But the right thing is for both burrito stand buyers and sellers to treat each other well, regardless of whether they receive anything in return. The same goes for each of us. Do unto others and sometimes what others do unto you will warm your heart. Enjoy the soup. 


Follow him on Twitter: @jseglin 

Do you have ethical questions that you need answered? Send them to rightthing@comcast.net. 

(c) 2014 JEFFREY L. SEGLIN. Distributed by TRIBUNE CONTENT AGENCY, LLC.



Sunday, March 29, 2015

Yard sale sellers and 'pickers' should both play by the rules



As spring arrives, yard sale season can't be far behind. It's time for some people to clear out their unwanted "stuff" and others to go searching for bargains.

Several years ago, I wrote about my son-in-law finding a classic old fan made by Diehl at a yard sale in Somerville, Mass. He paid the owner 25 cents, took the fan home, cleaned it and fixed the motor. Years later, he sold the fan on eBay for $150.

My son-on-law had no idea what the fan was worth when he bought it; he just liked the look of it and figured a quarter was not too much to spend. Had he known the device was actually worth 600 times what he paid, was he obligated to tell the seller she'd woefully underpriced it?

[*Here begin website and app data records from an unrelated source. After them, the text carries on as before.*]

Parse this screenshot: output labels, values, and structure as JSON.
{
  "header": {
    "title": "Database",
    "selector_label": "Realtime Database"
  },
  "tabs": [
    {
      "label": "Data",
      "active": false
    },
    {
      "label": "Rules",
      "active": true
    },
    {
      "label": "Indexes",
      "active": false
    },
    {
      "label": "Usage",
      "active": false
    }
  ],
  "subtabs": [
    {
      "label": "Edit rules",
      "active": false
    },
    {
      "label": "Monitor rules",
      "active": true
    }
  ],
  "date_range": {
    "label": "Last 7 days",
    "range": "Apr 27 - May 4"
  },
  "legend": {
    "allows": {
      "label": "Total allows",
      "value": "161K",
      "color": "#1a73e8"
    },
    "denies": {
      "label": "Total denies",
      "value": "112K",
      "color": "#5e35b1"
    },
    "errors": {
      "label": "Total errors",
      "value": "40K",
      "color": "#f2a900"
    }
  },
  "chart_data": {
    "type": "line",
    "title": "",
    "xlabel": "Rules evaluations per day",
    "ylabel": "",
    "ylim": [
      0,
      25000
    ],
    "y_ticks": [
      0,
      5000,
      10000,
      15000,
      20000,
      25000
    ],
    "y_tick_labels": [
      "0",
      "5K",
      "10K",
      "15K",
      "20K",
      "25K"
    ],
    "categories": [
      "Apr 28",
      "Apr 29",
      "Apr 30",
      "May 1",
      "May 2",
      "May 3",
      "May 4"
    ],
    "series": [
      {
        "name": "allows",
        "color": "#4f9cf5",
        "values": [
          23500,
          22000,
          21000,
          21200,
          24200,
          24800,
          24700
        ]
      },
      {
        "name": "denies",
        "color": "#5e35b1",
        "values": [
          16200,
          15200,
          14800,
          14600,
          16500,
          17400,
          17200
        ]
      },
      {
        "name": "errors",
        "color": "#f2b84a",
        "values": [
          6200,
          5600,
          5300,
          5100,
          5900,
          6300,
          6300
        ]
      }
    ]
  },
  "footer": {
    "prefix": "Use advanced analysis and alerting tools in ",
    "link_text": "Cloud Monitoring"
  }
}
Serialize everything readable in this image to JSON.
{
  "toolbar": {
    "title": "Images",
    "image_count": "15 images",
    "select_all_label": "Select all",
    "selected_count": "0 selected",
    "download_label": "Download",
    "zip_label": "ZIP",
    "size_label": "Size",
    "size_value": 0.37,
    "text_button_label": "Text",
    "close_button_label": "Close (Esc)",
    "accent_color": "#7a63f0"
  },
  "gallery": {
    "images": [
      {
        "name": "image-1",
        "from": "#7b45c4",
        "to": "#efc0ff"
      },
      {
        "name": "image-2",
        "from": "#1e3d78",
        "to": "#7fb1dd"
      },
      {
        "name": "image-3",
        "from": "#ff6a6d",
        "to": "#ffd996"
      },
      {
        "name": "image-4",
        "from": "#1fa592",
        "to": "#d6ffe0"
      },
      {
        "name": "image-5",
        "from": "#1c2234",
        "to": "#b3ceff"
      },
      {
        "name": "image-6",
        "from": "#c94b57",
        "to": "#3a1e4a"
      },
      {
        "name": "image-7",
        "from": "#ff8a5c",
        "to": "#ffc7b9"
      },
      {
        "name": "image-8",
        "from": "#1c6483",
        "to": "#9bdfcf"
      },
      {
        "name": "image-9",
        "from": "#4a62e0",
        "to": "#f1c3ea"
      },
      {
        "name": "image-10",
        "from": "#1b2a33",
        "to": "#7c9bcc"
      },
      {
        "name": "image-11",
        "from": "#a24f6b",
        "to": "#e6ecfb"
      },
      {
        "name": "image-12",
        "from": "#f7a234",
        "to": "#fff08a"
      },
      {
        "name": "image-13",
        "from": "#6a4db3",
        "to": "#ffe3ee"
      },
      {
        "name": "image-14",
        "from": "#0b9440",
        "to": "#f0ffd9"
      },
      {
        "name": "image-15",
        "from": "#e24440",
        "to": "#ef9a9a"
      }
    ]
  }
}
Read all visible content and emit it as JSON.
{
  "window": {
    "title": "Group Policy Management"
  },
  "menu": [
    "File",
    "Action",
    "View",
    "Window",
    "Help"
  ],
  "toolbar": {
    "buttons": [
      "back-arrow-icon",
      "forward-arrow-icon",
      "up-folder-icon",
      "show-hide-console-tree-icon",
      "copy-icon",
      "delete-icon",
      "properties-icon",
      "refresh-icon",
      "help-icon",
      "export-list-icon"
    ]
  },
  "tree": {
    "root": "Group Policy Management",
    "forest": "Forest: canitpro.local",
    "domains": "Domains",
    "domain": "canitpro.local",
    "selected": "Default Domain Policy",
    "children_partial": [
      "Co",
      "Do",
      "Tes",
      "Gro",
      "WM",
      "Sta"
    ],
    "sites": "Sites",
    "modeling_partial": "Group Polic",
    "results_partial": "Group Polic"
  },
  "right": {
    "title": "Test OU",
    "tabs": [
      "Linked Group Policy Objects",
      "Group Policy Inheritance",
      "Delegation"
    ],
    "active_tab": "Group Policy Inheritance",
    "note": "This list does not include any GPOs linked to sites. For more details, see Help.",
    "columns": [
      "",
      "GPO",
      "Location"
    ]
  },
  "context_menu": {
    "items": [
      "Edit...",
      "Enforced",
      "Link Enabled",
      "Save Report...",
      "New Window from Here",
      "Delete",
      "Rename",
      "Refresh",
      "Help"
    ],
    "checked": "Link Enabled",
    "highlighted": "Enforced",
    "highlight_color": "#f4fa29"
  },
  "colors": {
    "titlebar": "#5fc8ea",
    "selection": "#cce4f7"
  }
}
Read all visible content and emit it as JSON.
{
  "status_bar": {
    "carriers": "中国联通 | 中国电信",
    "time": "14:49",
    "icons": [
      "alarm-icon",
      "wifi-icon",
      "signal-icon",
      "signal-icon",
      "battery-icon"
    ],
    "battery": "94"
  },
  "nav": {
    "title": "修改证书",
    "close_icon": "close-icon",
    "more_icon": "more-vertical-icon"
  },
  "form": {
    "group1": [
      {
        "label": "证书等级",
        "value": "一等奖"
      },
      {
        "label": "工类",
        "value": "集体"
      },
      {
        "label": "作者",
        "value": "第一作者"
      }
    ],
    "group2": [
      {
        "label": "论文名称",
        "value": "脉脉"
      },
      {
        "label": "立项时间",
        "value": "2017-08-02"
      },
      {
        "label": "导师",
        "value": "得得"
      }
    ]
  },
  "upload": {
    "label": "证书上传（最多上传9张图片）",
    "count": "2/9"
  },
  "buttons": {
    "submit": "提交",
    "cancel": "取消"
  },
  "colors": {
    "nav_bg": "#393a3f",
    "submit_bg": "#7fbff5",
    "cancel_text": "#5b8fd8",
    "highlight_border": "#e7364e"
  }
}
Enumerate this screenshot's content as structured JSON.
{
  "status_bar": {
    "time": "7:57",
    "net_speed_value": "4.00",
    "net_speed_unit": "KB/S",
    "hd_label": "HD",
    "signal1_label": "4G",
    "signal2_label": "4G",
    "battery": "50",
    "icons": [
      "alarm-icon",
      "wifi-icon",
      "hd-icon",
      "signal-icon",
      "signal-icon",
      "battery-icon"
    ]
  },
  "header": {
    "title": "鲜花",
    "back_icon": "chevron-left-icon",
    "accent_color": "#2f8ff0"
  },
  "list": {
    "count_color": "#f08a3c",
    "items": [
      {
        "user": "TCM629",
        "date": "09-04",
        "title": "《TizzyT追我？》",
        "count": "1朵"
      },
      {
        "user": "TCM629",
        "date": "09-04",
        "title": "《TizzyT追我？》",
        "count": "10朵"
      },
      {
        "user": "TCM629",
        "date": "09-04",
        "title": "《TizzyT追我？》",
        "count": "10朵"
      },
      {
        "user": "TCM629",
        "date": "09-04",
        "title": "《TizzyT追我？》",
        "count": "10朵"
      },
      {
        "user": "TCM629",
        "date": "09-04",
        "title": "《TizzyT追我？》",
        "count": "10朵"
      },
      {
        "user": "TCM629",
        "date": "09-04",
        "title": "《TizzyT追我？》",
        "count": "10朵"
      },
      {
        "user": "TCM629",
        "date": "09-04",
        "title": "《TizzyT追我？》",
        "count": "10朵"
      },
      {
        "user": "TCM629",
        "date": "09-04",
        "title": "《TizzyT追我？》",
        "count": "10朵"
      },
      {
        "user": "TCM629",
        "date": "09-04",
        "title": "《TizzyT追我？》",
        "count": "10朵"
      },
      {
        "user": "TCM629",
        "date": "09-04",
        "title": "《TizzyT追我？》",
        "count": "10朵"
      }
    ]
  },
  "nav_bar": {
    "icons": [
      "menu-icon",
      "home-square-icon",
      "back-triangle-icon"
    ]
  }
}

A similar question arrived in my email this week from D.A., a reader in Ohio: "Occasionally, I come across a story about someone who found a treasure at a garage sale," D.A. writes. "If the person who's put an item up for sale doesn't have a clue as to the actual value, but the buyer knows it at a glance, what's the right thing (for the buyer) to do?"

For D.A., not saying something when you know an item is worth far more than what is being asked constitutes "stealing that treasure." It makes no difference, in his mind, if the seller is a child or adult, destitute or a millionaire.

My stance on yard sales remains the same as it's always been. The seller should try to get as much as possible for all items on sale, and the buyer should try to pay as little as possible. Generally, the seller and buyer meet somewhere in between.

Seasoned yard sale hunters have all sorts of bargain-hunting techniques. Some get to sales early in hopes of having first pick of the best items. Others like to wait until the sale is winding down and the seller might be willing to negotiate on price.

On television shows like American Pickers, buyers occasionally offer a few dollars more for an item than what a seller is asking. However, the responsibility of making sure the seller knows the real value of sale items doesn't fall on the buyer.

With easy access to online auction sites and other databases, it's simple enough for sellers to research what their items might have sold for elsewhere. Those concerned about underpricing should do the research.

If a seller asks a buyer if he or she knows what an item is worth, the buyer shouldn't lie. However, it's not a lie to simply suggest a price.

When it comes to yard sales, the right thing is to play by the rules. Sellers should try to get as much as they can, but price their merchandise well if their true objective is to sell everything. And buyers should go looking with a clear conscience for the best bargains they can find. 


Follow him on Twitter: @jseglin 

Do you have ethical questions that you need answered? Send them to rightthing@comcast.net. 

(c) 2014 JEFFREY L. SEGLIN. Distributed by TRIBUNE CONTENT AGENCY, LLC.